Attending the demo with me was a science teacher, an IT director for a larger public school system, an IT director for a division of a university and an administrator of an engineering firm. A Pretty diverse group all in all. Each had their own budgets and needs and that came out in the questioning.
The physical screen
The screen itself was quite similar to what you see on the market right now. 60–80+ inches, 4K, can be mounted on a trolley or mounted to a wall and are quite sturdy. It also has a stripped down version of Android and has lots of inputs to connect your device or another peripheral. Pretty standard features really.
In fact, the reps both said that many of the panels are all made at the same factory and then the individual companies wrap their own case, add their own software to help make their “product” stand out. So when if you’re deciding what screen your school should buy based on its appearance good luck.
Then we got to what the screen can do. Basically you can connect your computer to the screen and mirror your display or extend it and then quickly annotate on it with just a quick gesture touch on the screen.
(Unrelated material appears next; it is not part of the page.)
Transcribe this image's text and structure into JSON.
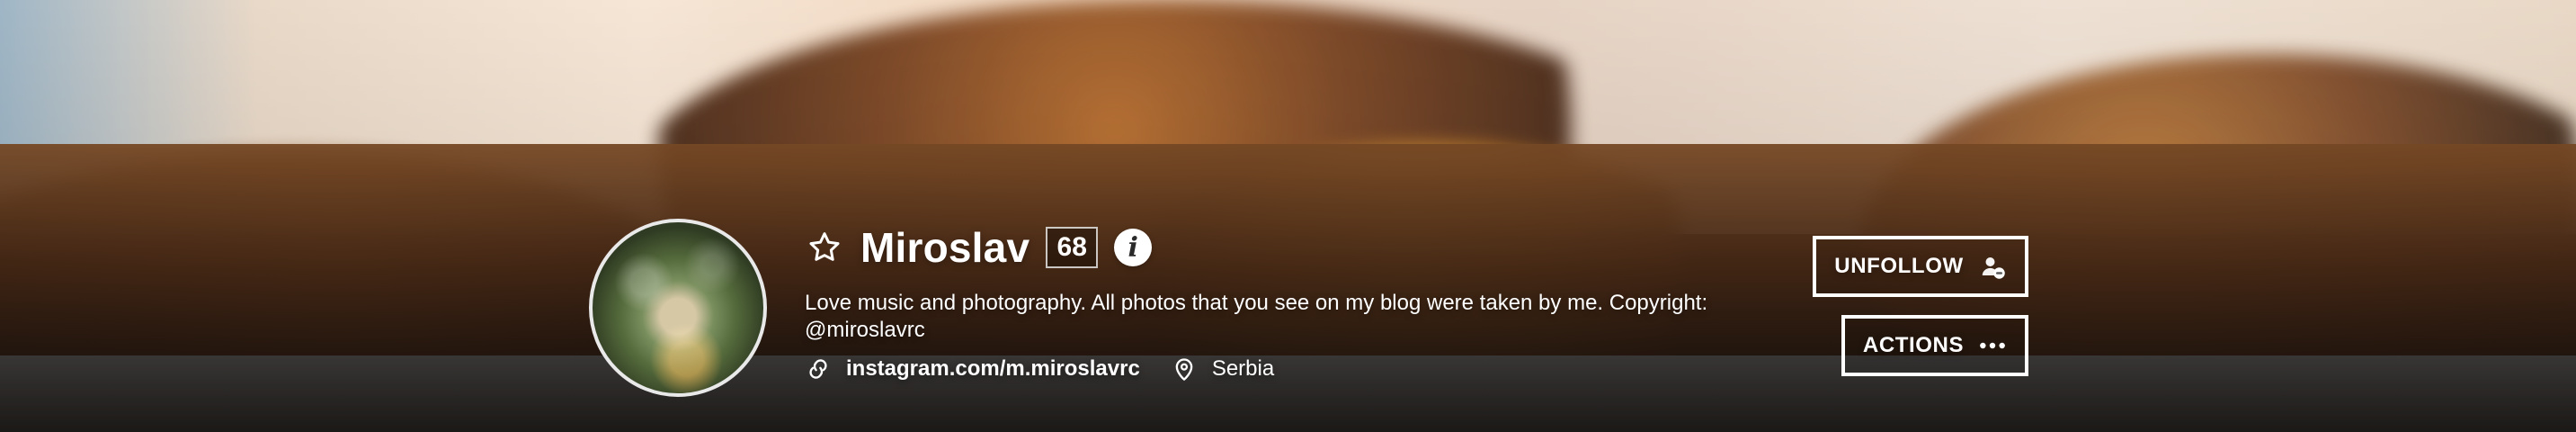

You can then save that as a screenshot or you can actually record a video of what is happening while you are working.
Thank goodness it is simple.
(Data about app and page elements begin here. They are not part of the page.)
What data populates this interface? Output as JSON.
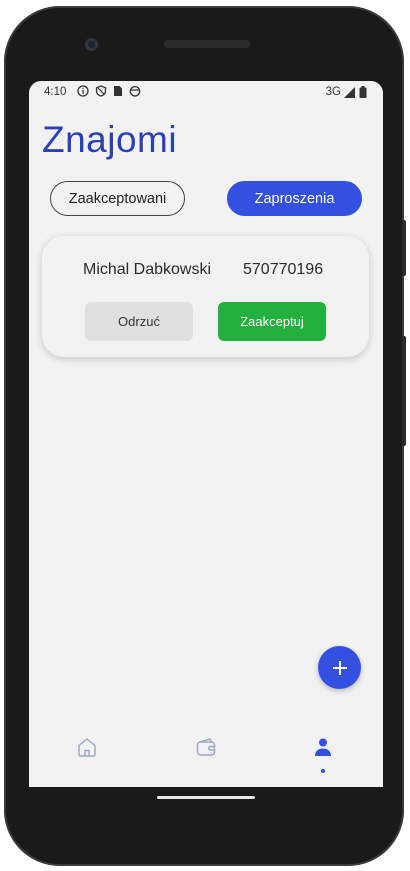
{
  "status_bar": {
    "time": "4:10",
    "network": "3G",
    "left_icons": [
      "info-icon",
      "shield-icon",
      "sim-icon",
      "face-icon"
    ],
    "right_icons": [
      "signal-icon",
      "battery-icon"
    ]
  },
  "page": {
    "title": "Znajomi"
  },
  "tabs": [
    {
      "label": "Zaakceptowani",
      "active": false
    },
    {
      "label": "Zaproszenia",
      "active": true
    }
  ],
  "invitation": {
    "name": "Michal Dabkowski",
    "phone": "570770196",
    "reject_label": "Odrzuć",
    "accept_label": "Zaakceptuj"
  },
  "fab": {
    "icon": "plus-icon"
  },
  "bottom_nav": [
    {
      "icon": "home-icon",
      "active": false
    },
    {
      "icon": "wallet-icon",
      "active": false
    },
    {
      "icon": "person-icon",
      "active": true
    }
  ],
  "colors": {
    "title": "#2b3fb6",
    "primary": "#3450e0",
    "accept": "#22b13f",
    "reject": "#e0e0e0",
    "background": "#f2f2f2",
    "nav_inactive": "#9aa4c8"
  }
}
You can sign in to your Google Drive or your Office 365 account and so when you (a teacher) sign into the board, your cloud storage is right there at your fingertip.
Thank goodness that is simple.
You can easily bring up a whiteboard to collaborate on and you can use your finger or a passive pen (a pen without a battery) to write and multiple people can write at the same time. Again the whiteboard can be saved or recorded as people work on in.
Nice and simple.
As I mentioned before the board runs a stripped down Android OS. The problem with this is that there is no Google Play store meaning that you cannot easily download and install apps of your choice. You side-load an app into the board but there is not guarantee that the app will run or run properly. The representatives commented that this panel cannot run Google Play Services (no specific reason was given) because they do not meet some Google requirements. If you know what this may be please let me know in the comments.
This can limit the functionality of the board and certainly can cause issues when trying to expand its functionality. Also this is not the most intuitive or easy process for most teachers to undertake and then there are no guarantees that these apps will not crash or cause problems with the OS which may cause issues with the basic functioning of the board itself.
Basic usability has come a long way from the Promethean and SmartBoards of 2010 and that is a very good thing. Now that there are a lot more companies offering a variety of options from the uber expensive Microsoft Hub to the more affordable lesser known brands such as ViewSonic.
Now these items are far more expensive than projectors but their portability, meaningful interactive features and longevity make it an appealing option for schools. We are looking at one to use in our library which will give more flexibility when dealing with a single class, small group or a large group.
That's what we are here for. We want to help teachers and educators integrate technology in the classroom in sensible and relevant ways. Just drop us a line by commenting on any of our posts and we will get back to you as soon as we can.
And don't get stressed out...crack open a cold one on us :o)